* RECORDED DATA:
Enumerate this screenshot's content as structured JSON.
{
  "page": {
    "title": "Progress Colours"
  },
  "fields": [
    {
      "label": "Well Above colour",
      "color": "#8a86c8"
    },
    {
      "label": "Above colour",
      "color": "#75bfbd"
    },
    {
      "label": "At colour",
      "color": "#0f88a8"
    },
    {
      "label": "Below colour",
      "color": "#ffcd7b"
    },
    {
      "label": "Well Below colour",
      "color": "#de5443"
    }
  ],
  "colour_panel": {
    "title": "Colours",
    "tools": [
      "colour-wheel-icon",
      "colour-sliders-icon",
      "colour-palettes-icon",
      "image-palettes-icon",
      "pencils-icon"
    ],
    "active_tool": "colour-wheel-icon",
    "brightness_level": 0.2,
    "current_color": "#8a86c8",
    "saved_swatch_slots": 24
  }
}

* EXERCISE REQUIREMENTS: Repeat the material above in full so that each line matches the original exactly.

* SOLUTION TO THIS TASK:
Enumerate this screenshot's content as structured JSON.
{
  "page": {
    "title": "Progress Colours"
  },
  "fields": [
    {
      "label": "Well Above colour",
      "color": "#8a86c8"
    },
    {
      "label": "Above colour",
      "color": "#75bfbd"
    },
    {
      "label": "At colour",
      "color": "#0f88a8"
    },
    {
      "label": "Below colour",
      "color": "#ffcd7b"
    },
    {
      "label": "Well Below colour",
      "color": "#de5443"
    }
  ],
  "colour_panel": {
    "title": "Colours",
    "tools": [
      "colour-wheel-icon",
      "colour-sliders-icon",
      "colour-palettes-icon",
      "image-palettes-icon",
      "pencils-icon"
    ],
    "active_tool": "colour-wheel-icon",
    "brightness_level": 0.2,
    "current_color": "#8a86c8",
    "saved_swatch_slots": 24
  }
}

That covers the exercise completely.